Warren Wilson College has a long-standing tradition of coming to the aid of those in need. On the heels of the hurricanes that struck the Gulf Coast in late summer, that tradition continued. As the world was just beginning to realize the damage and destruction in the wake of the hurricanes, Franklin Tate and the Service Learning Office went to work organizing fall break service trips to the Gulf Coast. The response from students was overwhelming--twice as many signed up to participate as there were spaces for. "Very rarely is there a waiting list for the break trips," Tate said. Staff trip leaders stepped up and the Service Learning Office ran a participation lottery to select volunteers.
At go time, thirty-eight students and six staff members piled into vans and began the 17.5-hour drive to Louisiana. The group stayed in a community center in the small town of Four Corners.

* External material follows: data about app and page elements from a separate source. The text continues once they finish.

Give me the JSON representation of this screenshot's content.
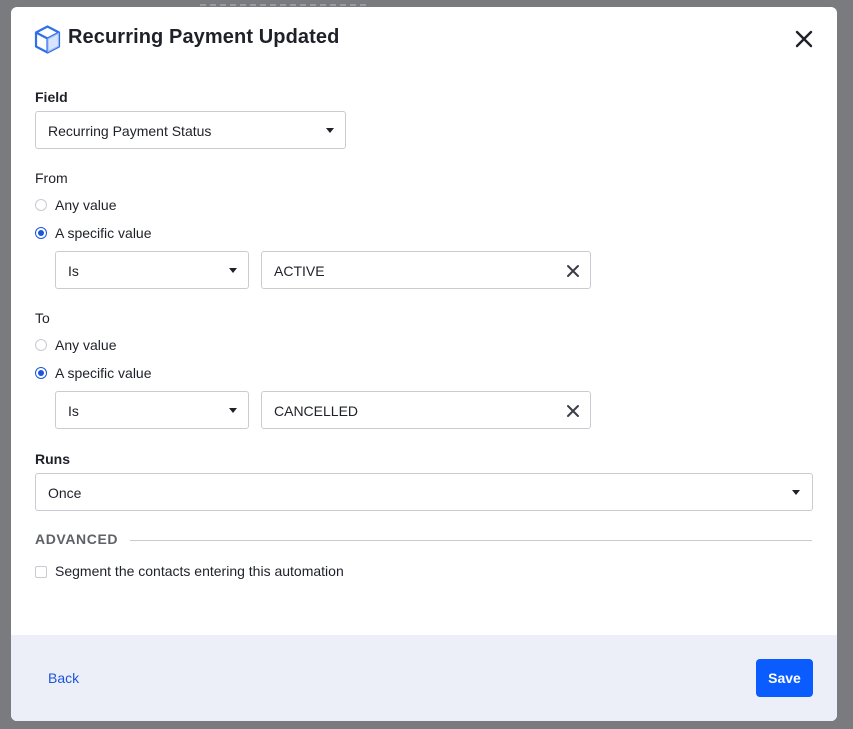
{
  "modal": {
    "title": "Recurring Payment Updated",
    "icon": "cube-icon",
    "accent_color": "#1a56db"
  },
  "field": {
    "label": "Field",
    "selected": "Recurring Payment Status"
  },
  "from": {
    "label": "From",
    "options": [
      {
        "label": "Any value",
        "selected": false
      },
      {
        "label": "A specific value",
        "selected": true
      }
    ],
    "operator": "Is",
    "value": "ACTIVE"
  },
  "to": {
    "label": "To",
    "options": [
      {
        "label": "Any value",
        "selected": false
      },
      {
        "label": "A specific value",
        "selected": true
      }
    ],
    "operator": "Is",
    "value": "CANCELLED"
  },
  "runs": {
    "label": "Runs",
    "selected": "Once"
  },
  "advanced": {
    "heading": "ADVANCED",
    "segment_label": "Segment the contacts entering this automation",
    "segment_checked": false
  },
  "footer": {
    "back_label": "Back",
    "save_label": "Save",
    "save_color": "#0a5cff"
  }
}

In the small towns of New Iberia, Henry, Erath, Delcambre, and Lydia, which are about two hours west of New Orleans, the Warren Wilson group assisted the Southern Mutual Help Association (SMHA), a non-profit that serves poor, rural families and the disabled. Initially, they canvassed neighborhoods to determine who needed help and gathered information on the specific needs of homeowners. Most of the manual labor involved cleaning out houses damaged by wind and floodwaters. Volunteers ripped down warped paneling and waterlogged sheetrock, removed drenched insulation, and pulled up wet carpet. But the work didn't center just on physical labor alone; workers provided a support base for hurricane victims. Keri Willever says the students were compassionate and genuinely interested in the homeowners and their stories. Some days, the work was emotionally taxing. "Often times we found ourselves with tears in our eyes or openly weeping," she says. "It was hard going into homes that were once filled with love, treasures, and memories and throwing things into great piles along the streets."